If your opponent is quicker than you, than the last thing you want to do is let him rush you.
You’ve probably all had the experience of playing someone who plays "different."
One of the best ways to improve your shots is get a good visual image of what your shots should look like just before playing.
A player with good footwork doesn’t wait to see where the ball is going before he prepares to move.
Assuming two right-handers play, a common rally starts with a short serve to the forehand. Many receivers don’t understand the strategies in receiving this shot.
When playing close to the table, you have very little time to make a transition from forehand to backhand shots, and vice versa.
Many players can put good spin on their serves, but it is obvious to anyone watching what type of spin is on the serve.
Many players who wish to have more powerful forehand loops try to do so by really snapping their arms as hard as possible into the shot. However, this often makes the shot less powerful.

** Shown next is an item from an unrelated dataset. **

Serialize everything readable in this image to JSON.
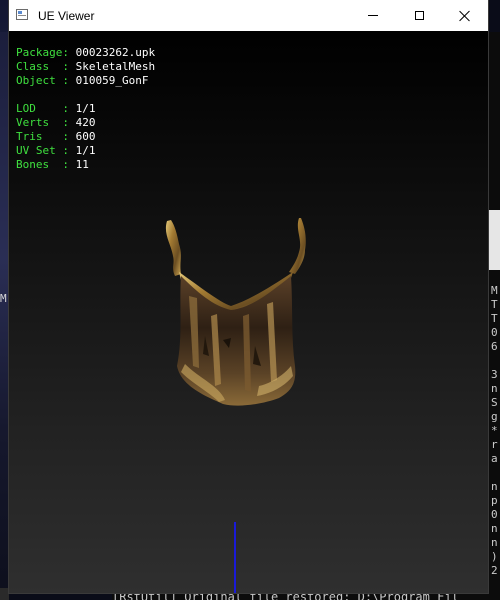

Many players enjoy playing from away from the table, and some (especially defensive players) base their game on this. However, for most players, you want to stay close to the table whenever possible.
Your opponent quick hits the ball to your wide backhand, and you can’t possibly get to it and make an effective backhand drive. What do you do?
Before beginning a match, check out the background. For example, many barriers have lettering only on one side, and often it has orange or yellow lettering, which is easy to lose a ball in.
It’s a game of inches, and you have to use every fair and legal advantage you can get.
When you face a new and unknown opponent, you aren’t sure yet how the rallies are going to go. But you can control how the rallies start.
Many of you have had the experience of playing on a slippery floor. It isn’t fun. But if you do get stuck playing on such a floor, there’s a solution.
There are two types of players when it comes to whether or not it is best to know an opponent’s rating in advance of a match.